The qualities to appreciate about Wendy are numerous: its unique and beautiful camera work, the blend of sharp realism with fantastical elements, the playful and soaring score. Most importantly, however, Wendy beautifully handles the themes of growing up and motherhood. Zeitlin specifically wants to examine connections between childhood wonder and adulthood joy: “It’s an acceptable idea that you were the happiest you ever were as a kid,” he said. “That doesn’t fly for me.” Zeitlin meaningfully depicts this juxtaposition in one of the final scenes of the film. Although Wendy ends like the original Peter Pan, with Wendy deciding that she and her brothers belong back home, Zeitlin’s version of the story includes a unique twist on the Captain Hook character that lends itself to this theme.
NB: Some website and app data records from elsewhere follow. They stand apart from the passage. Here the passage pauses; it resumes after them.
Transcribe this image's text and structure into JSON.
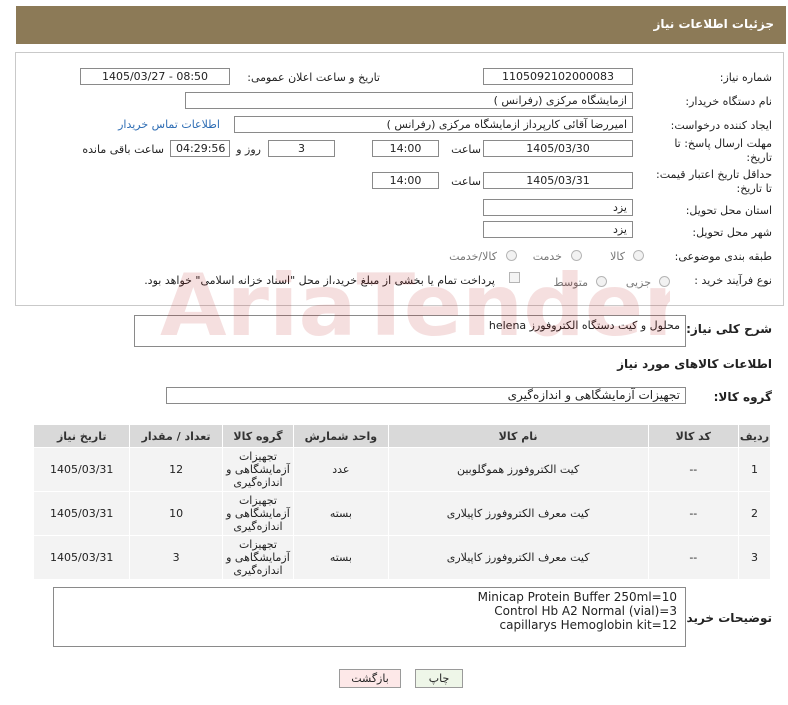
{
  "header": {
    "title": "جزئیات اطلاعات نیاز"
  },
  "form": {
    "need_number_label": "شماره نیاز:",
    "need_number": "1105092102000083",
    "announce_label": "تاریخ و ساعت اعلان عمومی:",
    "announce_value": "1405/03/27 - 08:50",
    "buyer_label": "نام دستگاه خریدار:",
    "buyer_value": "ازمایشگاه مرکزی (رفرانس )",
    "creator_label": "ایجاد کننده درخواست:",
    "creator_value": "امیررضا آقائی کارپرداز ازمایشگاه مرکزی (رفرانس )",
    "contact_link": "اطلاعات تماس خریدار",
    "deadline_label_1": "مهلت ارسال پاسخ: تا",
    "deadline_label_2": "تاریخ:",
    "deadline_date": "1405/03/30",
    "time_label": "ساعت",
    "deadline_time": "14:00",
    "days_value": "3",
    "days_label": "روز و",
    "remaining_value": "04:29:56",
    "remaining_label": "ساعت باقی مانده",
    "validity_label_1": "حداقل تاریخ اعتبار قیمت:",
    "validity_label_2": "تا تاریخ:",
    "validity_date": "1405/03/31",
    "validity_time": "14:00",
    "province_label": "استان محل تحویل:",
    "province_value": "یزد",
    "city_label": "شهر محل تحویل:",
    "city_value": "یزد",
    "category_label": "طبقه بندی موضوعی:",
    "category_options": [
      "کالا",
      "خدمت",
      "کالا/خدمت"
    ],
    "process_label": "نوع فرآیند خرید :",
    "process_options": [
      "جزیی",
      "متوسط"
    ],
    "payment_note": "پرداخت تمام یا بخشی از مبلغ خرید،از محل \"اسناد خزانه اسلامی\" خواهد بود."
  },
  "summary": {
    "label": "شرح کلی نیاز:",
    "value": "محلول و کیت دستگاه الکتروفورز helena"
  },
  "goods": {
    "section_title": "اطلاعات کالاهای مورد نیاز",
    "group_label": "گروه کالا:",
    "group_value": "تجهیزات آزمایشگاهی و اندازه‌گیری",
    "columns": [
      "ردیف",
      "کد کالا",
      "نام کالا",
      "واحد شمارش",
      "گروه کالا",
      "تعداد / مقدار",
      "تاریخ نیاز"
    ],
    "rows": [
      {
        "idx": "1",
        "code": "--",
        "name": "کیت الکتروفورز هموگلوبین",
        "unit": "عدد",
        "group": "تجهیزات آزمایشگاهی و اندازه‌گیری",
        "qty": "12",
        "date": "1405/03/31"
      },
      {
        "idx": "2",
        "code": "--",
        "name": "کیت معرف الکتروفورز کاپیلاری",
        "unit": "بسته",
        "group": "تجهیزات آزمایشگاهی و اندازه‌گیری",
        "qty": "10",
        "date": "1405/03/31"
      },
      {
        "idx": "3",
        "code": "--",
        "name": "کیت معرف الکتروفورز کاپیلاری",
        "unit": "بسته",
        "group": "تجهیزات آزمایشگاهی و اندازه‌گیری",
        "qty": "3",
        "date": "1405/03/31"
      }
    ]
  },
  "buyer_notes": {
    "label": "توضیحات خریدار:",
    "lines": [
      "Minicap Protein Buffer 250ml=10",
      "Control Hb A2 Normal (vial)=3",
      "capillarys Hemoglobin  kit=12"
    ]
  },
  "buttons": {
    "print": "چاپ",
    "back": "بازگشت"
  },
  "watermark": {
    "text": "AriaTender.net"
  }
}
Although Hook cannot obtain the idyllic delight of childhood, Wendy, in realizing that her next greatest adventure is to grow up, teaches Hook how to play by prompting him to “fight” with Peter. With the shot of Hook—an old man—and young Peter enthusiastically clashing swords atop a treacherous rock, and Wendy later continuing to play and laugh as an adult, Zeitlin aims to prove wrong the accepted adage that you cannot carry your youthful happiness past adolescence.
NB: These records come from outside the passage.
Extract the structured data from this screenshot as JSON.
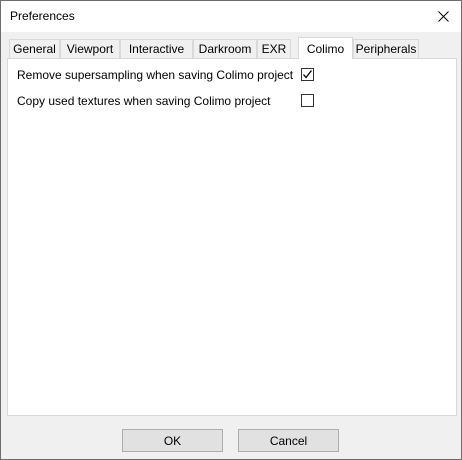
{
  "window": {
    "title": "Preferences",
    "close_icon": "close-icon"
  },
  "tabs": [
    {
      "label": "General"
    },
    {
      "label": "Viewport"
    },
    {
      "label": "Interactive"
    },
    {
      "label": "Darkroom"
    },
    {
      "label": "EXR"
    },
    {
      "label": "Colimo",
      "active": true
    },
    {
      "label": "Peripherals"
    }
  ],
  "options": [
    {
      "label": "Remove supersampling when saving Colimo project",
      "checked": true
    },
    {
      "label": "Copy used textures when saving Colimo project",
      "checked": false
    }
  ],
  "buttons": {
    "ok": "OK",
    "cancel": "Cancel"
  }
}
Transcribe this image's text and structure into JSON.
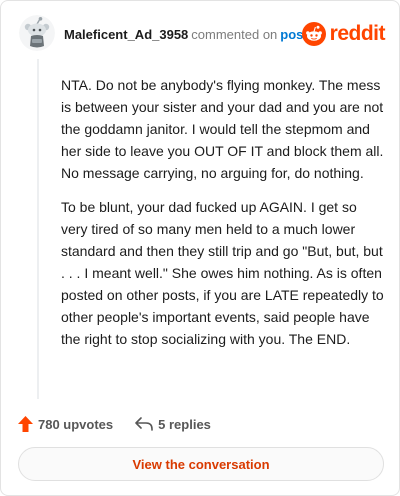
{
  "comment": {
    "username": "Maleficent_Ad_3958",
    "action_text": "commented on",
    "post_link": "post",
    "paragraphs": [
      "NTA. Do not be anybody's flying monkey. The mess is between your sister and your dad and you are not the goddamn janitor. I would tell the stepmom and her side to leave you OUT OF IT and block them all. No message carrying, no arguing for, do nothing.",
      "To be blunt, your dad fucked up AGAIN. I get so very tired of so many men held to a much lower standard and then they still trip and go \"But, but, but . . . I meant well.\" She owes him nothing. As is often posted on other posts, if you are LATE repeatedly to other people's important events, said people have the right to stop socializing with you. The END."
    ]
  },
  "brand": {
    "wordmark": "reddit",
    "color": "#ff4500"
  },
  "actions": {
    "upvotes": "780 upvotes",
    "replies": "5 replies"
  },
  "footer": {
    "view_button": "View the conversation"
  },
  "icons": {
    "avatar": "snoo-avatar-icon",
    "logo": "reddit-logo-icon",
    "upvote": "upvote-arrow-icon",
    "reply": "reply-arrow-icon"
  }
}
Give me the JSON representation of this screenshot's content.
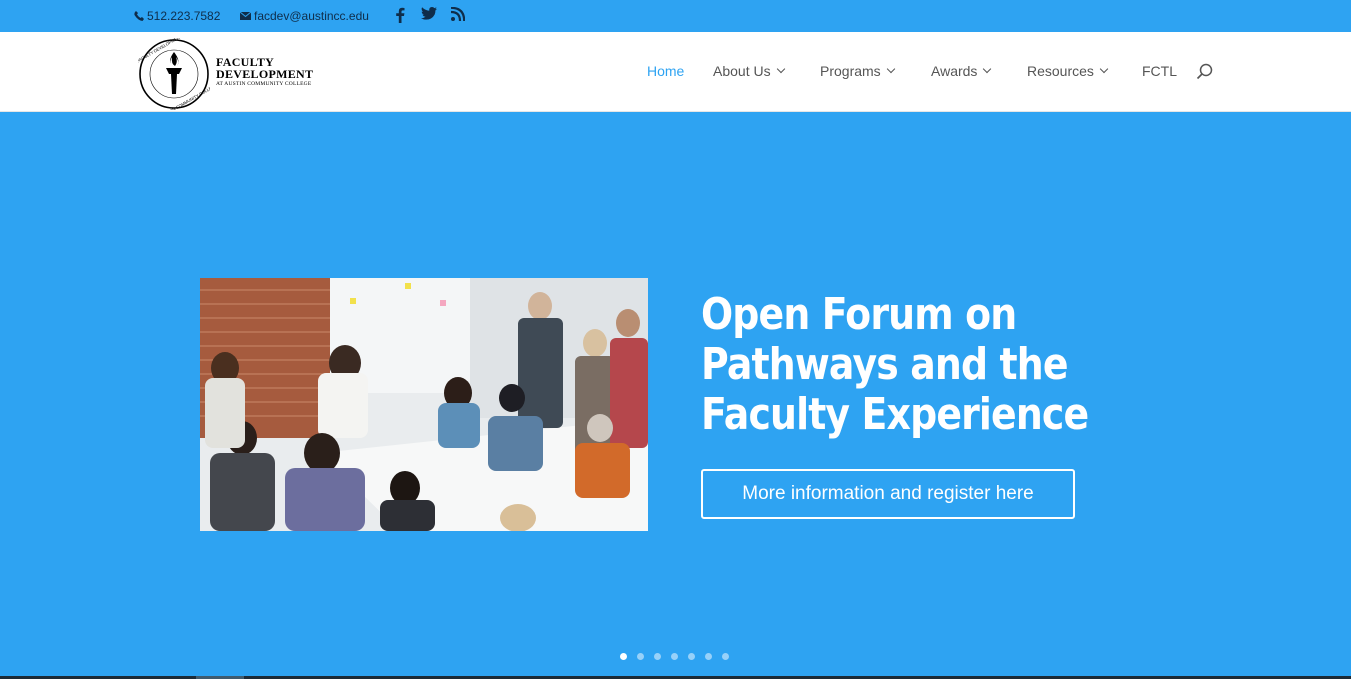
{
  "topbar": {
    "phone": "512.223.7582",
    "email": "facdev@austincc.edu",
    "social": [
      "facebook-icon",
      "twitter-icon",
      "rss-icon"
    ]
  },
  "logo": {
    "seal_text_top": "FACULTY DEVELOPMENT OFFICE",
    "seal_text_bottom": "AUSTIN COMMUNITY COLLEGE",
    "line1": "FACULTY",
    "line2": "DEVELOPMENT",
    "line3": "AT AUSTIN COMMUNITY COLLEGE"
  },
  "nav": {
    "items": [
      {
        "label": "Home",
        "active": true,
        "dropdown": false
      },
      {
        "label": "About Us",
        "active": false,
        "dropdown": true
      },
      {
        "label": "Programs",
        "active": false,
        "dropdown": true
      },
      {
        "label": "Awards",
        "active": false,
        "dropdown": true
      },
      {
        "label": "Resources",
        "active": false,
        "dropdown": true
      },
      {
        "label": "FCTL",
        "active": false,
        "dropdown": false
      }
    ]
  },
  "hero": {
    "headline_line1": "Open Forum on",
    "headline_line2": "Pathways and the",
    "headline_line3": "Faculty Experience",
    "cta_label": "More information and register here",
    "slide_count": 7,
    "active_slide": 1
  },
  "colors": {
    "accent": "#2ea3f2",
    "white": "#ffffff",
    "nav_text": "#555555"
  }
}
Regarding the theme of motherhood, the film presents a refreshingly nuanced approach. Zeitlin specifically wanted to highlight this aspect of the narrative: “It comes from us having loved the idea of Peter Pan so much and being endlessly disappointed by what’s inside of that story…in particular the way it treats women, treats Wendy.” In the original Peter Pan, Wendy’s motherly qualities lead to her partial exclusion from the group of lost boys, which is never fully remedied by the end of the story. In Wendy, Zeitlin takes care to emphasize the importance of mothers, from the powerful sea-dwelling Mother character to the reverence that Peter shows for Wendy as his possible mother figure. While Wendy occasionally takes on a mothering role, this does not result in any negative female othering. The entire question of the significance of Wendy’s femininity in this film is beautifully irrelevant, except for when Peter equates her with the most awe-inspiring force in his life. Zeitlin wants to show Wendy’s strength through the power of motherhood instead of simply putting a sword in her hand.
The similarities between Wendy and Zeitlin’s debut film Beasts may lead audiences to compare the two movies, judging Wendy more harshly. Moreover, the lack of excitement in the plot and script may leave some audience members wanting more. Despite these aspects, however, Wendy is a beautifully shot film, made by a director who truly cared about each aspect of the movie’s tone and theme. Wendy might not go down in history as the best adaptation of J.M. Barrie’s classic, but to skip out on this wonder-driven, love letter to childhood would be a mistake.